Go through each line of the records below and count those with the word "this". Give only the count.

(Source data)
==================================================
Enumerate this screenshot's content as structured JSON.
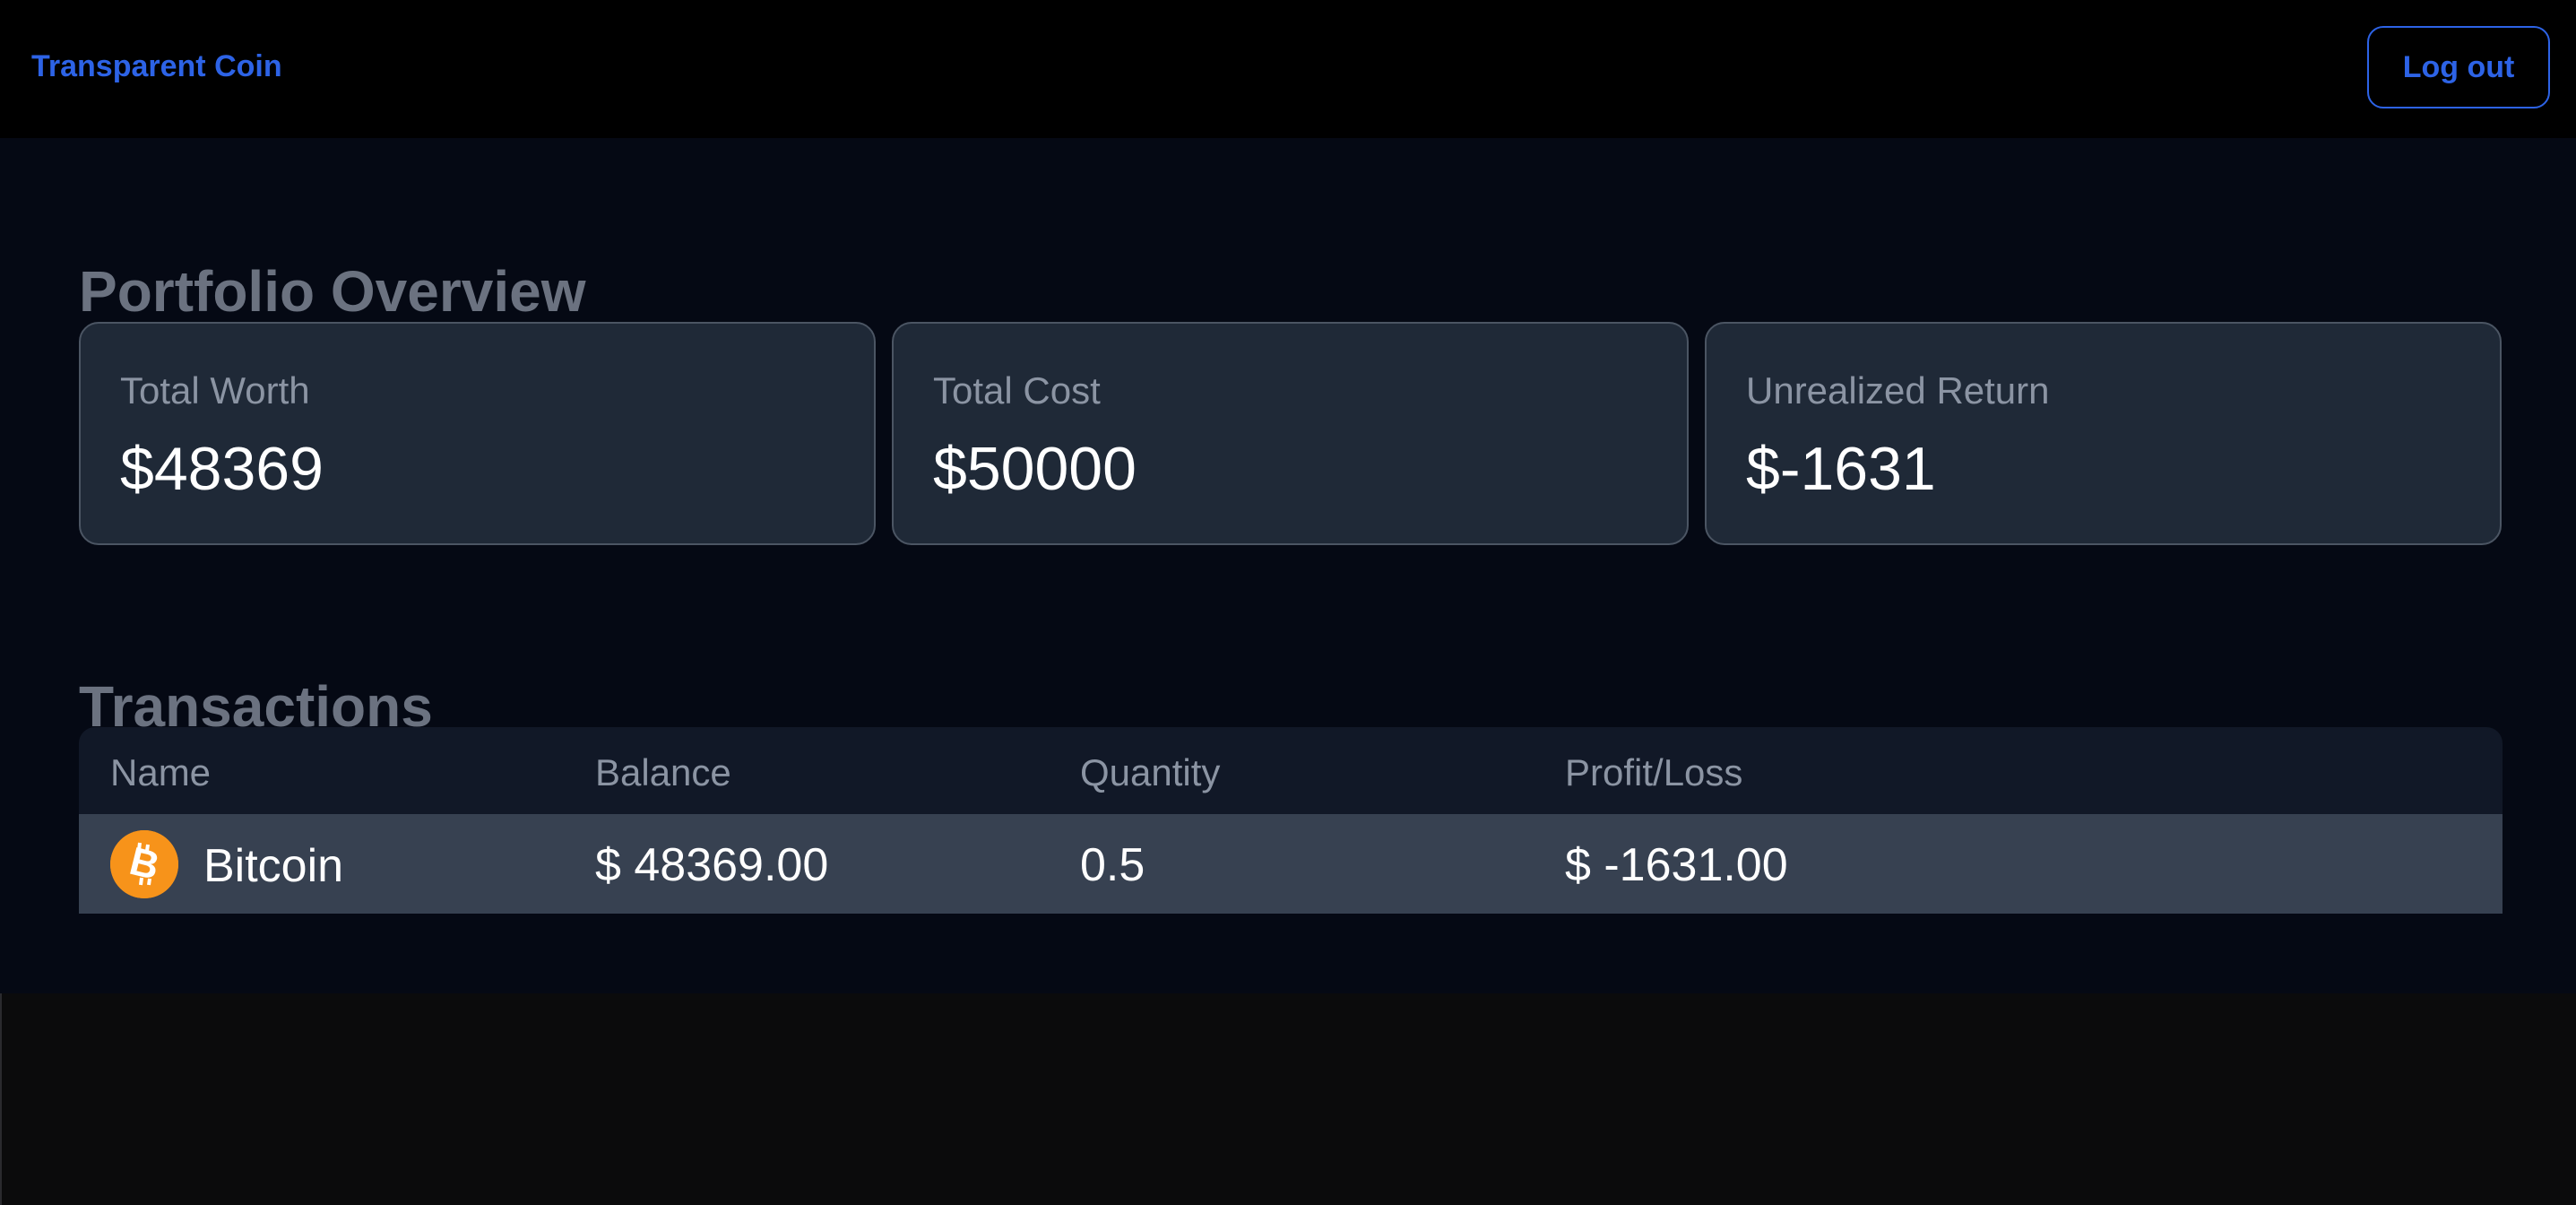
{
  "header": {
    "brand": "Transparent Coin",
    "logout_label": "Log out",
    "brand_color": "#2d63e6"
  },
  "overview": {
    "title": "Portfolio Overview",
    "cards": [
      {
        "label": "Total Worth",
        "value": "$48369"
      },
      {
        "label": "Total Cost",
        "value": "$50000"
      },
      {
        "label": "Unrealized Return",
        "value": "$-1631"
      }
    ]
  },
  "transactions": {
    "title": "Transactions",
    "columns": [
      "Name",
      "Balance",
      "Quantity",
      "Profit/Loss"
    ],
    "rows": [
      {
        "icon": "bitcoin-icon",
        "name": "Bitcoin",
        "balance": "$ 48369.00",
        "quantity": "0.5",
        "profit_loss": "$ -1631.00"
      }
    ]
  }
}
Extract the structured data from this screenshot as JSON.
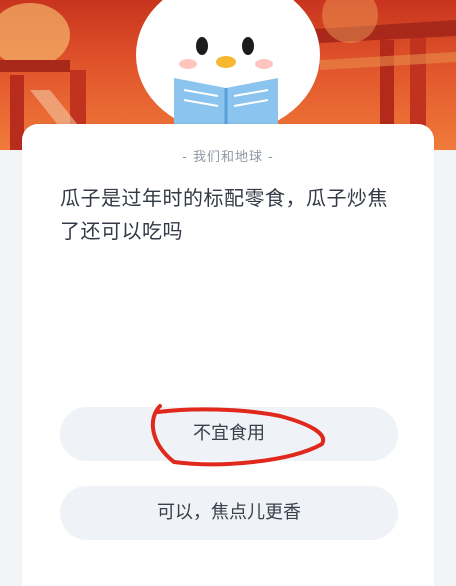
{
  "quiz": {
    "topic": "- 我们和地球 -",
    "question": "瓜子是过年时的标配零食，瓜子炒焦了还可以吃吗",
    "options": [
      {
        "label": "不宜食用"
      },
      {
        "label": "可以，焦点儿更香"
      }
    ]
  },
  "colors": {
    "banner_red": "#c8341e",
    "banner_orange": "#f07b3a",
    "annotation_red": "#e0281c",
    "option_bg": "#eff2f6"
  },
  "icons": {
    "mascot": "penguin-reading-icon"
  }
}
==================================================
EXERCISE RESULT: 2